Yemenis Who Fled Battle For Hodeidah Struggle To Survive
For days, Amal would pull her four children back from the windows each time Apache helicopters attacked the rooftop snipers in her neighborhood south of Yemen’s port city of Hodeidah.
Eventually the fighting got too much so the family fled the al-Tahita district to seek shelter in the heavily-defended city center. Amal, who declined to give her last name, is one of thousands of Yemenis displaced by a Saudi-led coalition offensive launched on June 12 to take control of the Red Sea port city.
“Rockets were falling constantly ... Most families have left their homes because they are afraid of being killed,” she told Reuters by telephone. “Houthi fighters were stationed on rooftops of buildings and in the alleyways and coalition helicopters would attack them.”

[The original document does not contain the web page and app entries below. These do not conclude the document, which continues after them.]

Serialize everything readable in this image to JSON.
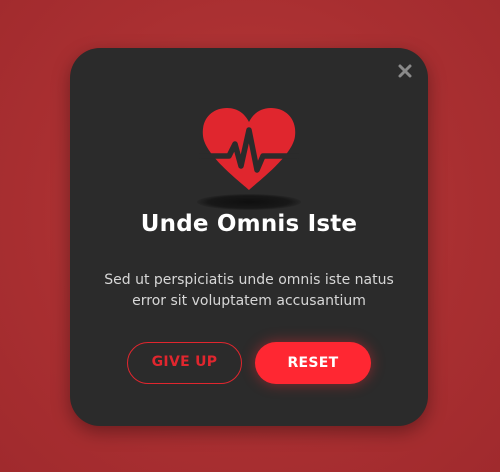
{
  "dialog": {
    "title": "Unde Omnis Iste",
    "description": "Sed ut perspiciatis unde omnis iste natus error sit voluptatem accusantium",
    "close_icon": "close-icon",
    "hero_icon": "heart-pulse-icon"
  },
  "actions": {
    "give_up_label": "GIVE UP",
    "reset_label": "RESET"
  },
  "colors": {
    "background": "#a92f31",
    "dialog_background": "#2b2b2b",
    "accent": "#ff2732",
    "heart": "#e0262e"
  }
}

The United Nations fears the offensive on Hodeidah, whose port is a lifeline for millions of Yemenis, risks exacerbating a humanitarian crisis in which 8.4 million people are believed to be on the verge of starvation.
Many Yemenis who have fled their homes and farms in and around Hodeidah to head north to the capital Sanaa or to safer areas along the western coast and the southern port city of Aden say they are struggling to survive.
In Sanaa, some families from Hodeidah have only been able to find shelter in crumbling one-room cement structures with no running water or furniture and have no source of income. “We are in bad shape here ... Our men have no jobs, they can’t find work,” said Khairiya Shou’y.
Women squatted over a fire outside to boil milk and cook chicken skin as children played in the dirt. Inside the rooms, families sit on a sole mattress, blankets or on the floor.
“We got here and didn’t get anything, there are no organizations (to help), nothing,” said Abdulrahman Fare, adding that this shelter had been provided by a fellow tribesman.
The U.N. Office for Coordination of Humanitarian Affairs (OCHA) said in a Hodeidah situation report published on July 4 that more than 121,000 people have been displaced since June 1.
Source: News Agencies, Edited by Website Team